WHAT TO PRODUCE: Everything below from the line with "Parse this screenshot: output" to the last line, both included, is to be written out exactly, with nothing added.

RECORD SET:
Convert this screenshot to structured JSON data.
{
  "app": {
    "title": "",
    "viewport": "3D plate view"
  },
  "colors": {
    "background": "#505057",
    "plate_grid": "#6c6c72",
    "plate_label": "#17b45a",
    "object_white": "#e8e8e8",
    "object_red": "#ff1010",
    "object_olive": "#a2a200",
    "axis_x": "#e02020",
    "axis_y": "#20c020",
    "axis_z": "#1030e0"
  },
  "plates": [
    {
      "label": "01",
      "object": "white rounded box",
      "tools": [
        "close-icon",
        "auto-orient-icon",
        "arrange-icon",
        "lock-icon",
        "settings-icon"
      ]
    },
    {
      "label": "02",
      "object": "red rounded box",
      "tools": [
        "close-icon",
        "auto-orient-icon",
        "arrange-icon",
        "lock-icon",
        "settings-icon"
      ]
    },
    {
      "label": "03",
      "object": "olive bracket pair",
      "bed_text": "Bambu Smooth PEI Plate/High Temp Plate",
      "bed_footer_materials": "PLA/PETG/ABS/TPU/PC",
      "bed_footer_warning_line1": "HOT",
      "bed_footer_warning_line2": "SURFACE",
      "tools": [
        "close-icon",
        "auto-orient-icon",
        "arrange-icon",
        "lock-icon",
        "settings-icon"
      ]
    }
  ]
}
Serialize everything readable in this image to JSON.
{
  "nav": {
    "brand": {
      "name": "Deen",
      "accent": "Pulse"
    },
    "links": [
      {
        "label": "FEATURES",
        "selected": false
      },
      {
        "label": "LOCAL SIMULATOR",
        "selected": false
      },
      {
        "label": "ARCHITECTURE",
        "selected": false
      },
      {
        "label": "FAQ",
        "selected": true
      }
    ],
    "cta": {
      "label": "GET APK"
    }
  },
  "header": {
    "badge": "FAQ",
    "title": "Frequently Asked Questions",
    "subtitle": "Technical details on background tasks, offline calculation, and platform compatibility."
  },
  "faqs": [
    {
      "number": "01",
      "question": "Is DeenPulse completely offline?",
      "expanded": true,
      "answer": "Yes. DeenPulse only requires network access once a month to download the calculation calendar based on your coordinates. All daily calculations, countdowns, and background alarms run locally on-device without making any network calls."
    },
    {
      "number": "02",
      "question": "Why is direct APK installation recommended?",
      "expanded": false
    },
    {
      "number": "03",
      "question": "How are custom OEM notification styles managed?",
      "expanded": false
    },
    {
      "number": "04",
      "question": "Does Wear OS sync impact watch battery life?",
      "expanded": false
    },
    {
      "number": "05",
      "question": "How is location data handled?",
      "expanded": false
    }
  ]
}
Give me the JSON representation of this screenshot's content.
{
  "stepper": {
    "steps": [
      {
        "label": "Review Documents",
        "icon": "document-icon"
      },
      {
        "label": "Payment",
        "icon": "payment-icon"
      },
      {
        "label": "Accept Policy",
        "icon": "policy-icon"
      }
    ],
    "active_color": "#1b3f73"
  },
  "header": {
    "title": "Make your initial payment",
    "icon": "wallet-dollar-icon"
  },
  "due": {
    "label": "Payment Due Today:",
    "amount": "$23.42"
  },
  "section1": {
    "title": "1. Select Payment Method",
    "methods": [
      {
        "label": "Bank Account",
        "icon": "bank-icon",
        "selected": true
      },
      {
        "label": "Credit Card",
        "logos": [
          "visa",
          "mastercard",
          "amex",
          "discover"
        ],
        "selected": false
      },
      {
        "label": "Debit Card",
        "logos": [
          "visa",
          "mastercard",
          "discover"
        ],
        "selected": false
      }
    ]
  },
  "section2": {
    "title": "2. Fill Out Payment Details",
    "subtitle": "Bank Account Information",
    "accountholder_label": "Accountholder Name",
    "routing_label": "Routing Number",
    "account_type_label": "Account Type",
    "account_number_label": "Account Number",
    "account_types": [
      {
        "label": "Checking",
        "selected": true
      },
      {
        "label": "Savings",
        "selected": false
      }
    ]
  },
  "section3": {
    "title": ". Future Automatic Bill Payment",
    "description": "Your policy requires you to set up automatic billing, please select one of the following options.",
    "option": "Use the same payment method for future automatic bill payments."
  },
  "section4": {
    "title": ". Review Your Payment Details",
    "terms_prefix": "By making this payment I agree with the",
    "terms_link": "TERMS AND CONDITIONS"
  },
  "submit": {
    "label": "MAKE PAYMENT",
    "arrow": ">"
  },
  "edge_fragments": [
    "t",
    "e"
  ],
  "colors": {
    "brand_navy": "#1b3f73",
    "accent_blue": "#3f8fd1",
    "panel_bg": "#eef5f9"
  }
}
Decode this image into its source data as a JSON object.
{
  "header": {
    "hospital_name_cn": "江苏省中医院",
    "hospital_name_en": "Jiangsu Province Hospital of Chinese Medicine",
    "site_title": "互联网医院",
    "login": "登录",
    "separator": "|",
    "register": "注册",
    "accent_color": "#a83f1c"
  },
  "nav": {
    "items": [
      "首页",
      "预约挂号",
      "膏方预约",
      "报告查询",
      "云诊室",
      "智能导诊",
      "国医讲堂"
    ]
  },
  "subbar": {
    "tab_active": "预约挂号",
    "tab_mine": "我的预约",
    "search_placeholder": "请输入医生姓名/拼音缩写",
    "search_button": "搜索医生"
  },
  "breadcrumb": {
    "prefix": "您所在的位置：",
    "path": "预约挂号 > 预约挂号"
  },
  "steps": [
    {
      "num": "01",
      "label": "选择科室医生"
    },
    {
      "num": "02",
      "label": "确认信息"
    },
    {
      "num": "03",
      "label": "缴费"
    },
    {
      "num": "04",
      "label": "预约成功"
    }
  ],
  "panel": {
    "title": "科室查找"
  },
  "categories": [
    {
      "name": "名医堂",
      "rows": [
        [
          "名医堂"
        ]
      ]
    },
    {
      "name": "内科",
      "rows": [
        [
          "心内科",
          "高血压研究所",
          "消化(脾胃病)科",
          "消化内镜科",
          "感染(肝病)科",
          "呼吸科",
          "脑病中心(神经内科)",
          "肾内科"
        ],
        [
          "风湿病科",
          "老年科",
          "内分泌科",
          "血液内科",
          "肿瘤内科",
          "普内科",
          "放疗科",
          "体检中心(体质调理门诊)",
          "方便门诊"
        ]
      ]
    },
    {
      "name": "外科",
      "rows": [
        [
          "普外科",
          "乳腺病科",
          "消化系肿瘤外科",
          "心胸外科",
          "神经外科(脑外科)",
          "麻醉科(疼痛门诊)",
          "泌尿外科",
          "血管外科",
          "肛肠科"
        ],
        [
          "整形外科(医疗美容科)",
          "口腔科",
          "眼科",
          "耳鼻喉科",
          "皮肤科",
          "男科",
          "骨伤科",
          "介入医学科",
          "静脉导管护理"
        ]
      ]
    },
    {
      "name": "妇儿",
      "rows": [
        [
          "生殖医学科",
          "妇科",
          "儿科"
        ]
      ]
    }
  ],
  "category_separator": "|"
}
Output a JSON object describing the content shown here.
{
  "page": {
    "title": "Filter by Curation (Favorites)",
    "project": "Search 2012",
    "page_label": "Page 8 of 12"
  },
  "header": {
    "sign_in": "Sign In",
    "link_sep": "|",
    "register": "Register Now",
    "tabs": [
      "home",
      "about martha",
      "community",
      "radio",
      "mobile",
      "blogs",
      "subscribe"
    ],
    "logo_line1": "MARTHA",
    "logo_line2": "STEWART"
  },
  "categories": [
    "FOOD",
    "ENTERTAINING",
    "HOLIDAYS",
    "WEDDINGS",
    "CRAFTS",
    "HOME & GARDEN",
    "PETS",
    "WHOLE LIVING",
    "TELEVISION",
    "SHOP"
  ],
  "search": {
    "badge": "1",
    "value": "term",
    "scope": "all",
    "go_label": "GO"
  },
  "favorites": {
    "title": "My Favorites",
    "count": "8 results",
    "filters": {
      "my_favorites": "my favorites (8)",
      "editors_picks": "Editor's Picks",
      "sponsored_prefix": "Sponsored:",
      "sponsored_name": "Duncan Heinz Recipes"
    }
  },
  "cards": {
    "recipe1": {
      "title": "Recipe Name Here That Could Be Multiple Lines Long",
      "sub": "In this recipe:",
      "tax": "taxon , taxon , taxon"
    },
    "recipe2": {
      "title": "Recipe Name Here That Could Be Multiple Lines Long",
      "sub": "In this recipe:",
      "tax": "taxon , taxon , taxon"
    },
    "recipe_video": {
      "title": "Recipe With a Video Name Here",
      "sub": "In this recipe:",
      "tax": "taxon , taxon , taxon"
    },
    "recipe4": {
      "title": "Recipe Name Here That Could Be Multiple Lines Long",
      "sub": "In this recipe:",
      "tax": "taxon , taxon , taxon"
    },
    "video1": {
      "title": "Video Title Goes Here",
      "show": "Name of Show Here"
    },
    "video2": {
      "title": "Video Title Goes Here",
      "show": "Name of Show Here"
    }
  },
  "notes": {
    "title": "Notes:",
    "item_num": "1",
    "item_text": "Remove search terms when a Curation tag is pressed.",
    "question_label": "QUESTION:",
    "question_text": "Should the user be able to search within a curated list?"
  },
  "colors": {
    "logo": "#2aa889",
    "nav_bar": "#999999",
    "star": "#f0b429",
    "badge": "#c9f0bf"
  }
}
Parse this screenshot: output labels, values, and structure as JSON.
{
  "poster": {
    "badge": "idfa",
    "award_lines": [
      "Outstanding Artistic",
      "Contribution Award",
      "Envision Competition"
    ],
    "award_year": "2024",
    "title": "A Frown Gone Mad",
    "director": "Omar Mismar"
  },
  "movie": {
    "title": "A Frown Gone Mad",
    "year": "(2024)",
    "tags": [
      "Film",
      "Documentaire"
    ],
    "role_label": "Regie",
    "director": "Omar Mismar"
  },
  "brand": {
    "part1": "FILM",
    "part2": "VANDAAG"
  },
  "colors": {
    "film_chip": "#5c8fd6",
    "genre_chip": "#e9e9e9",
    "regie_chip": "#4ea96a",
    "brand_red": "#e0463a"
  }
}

EXERCISE RESULT:
Parse this screenshot: output labels, values, and structure as JSON.
{
  "poster": {
    "badge": "idfa",
    "award_lines": [
      "Outstanding Artistic",
      "Contribution Award",
      "Envision Competition"
    ],
    "award_year": "2024",
    "title": "A Frown Gone Mad",
    "director": "Omar Mismar"
  },
  "movie": {
    "title": "A Frown Gone Mad",
    "year": "(2024)",
    "tags": [
      "Film",
      "Documentaire"
    ],
    "role_label": "Regie",
    "director": "Omar Mismar"
  },
  "brand": {
    "part1": "FILM",
    "part2": "VANDAAG"
  },
  "colors": {
    "film_chip": "#5c8fd6",
    "genre_chip": "#e9e9e9",
    "regie_chip": "#4ea96a",
    "brand_red": "#e0463a"
  }
}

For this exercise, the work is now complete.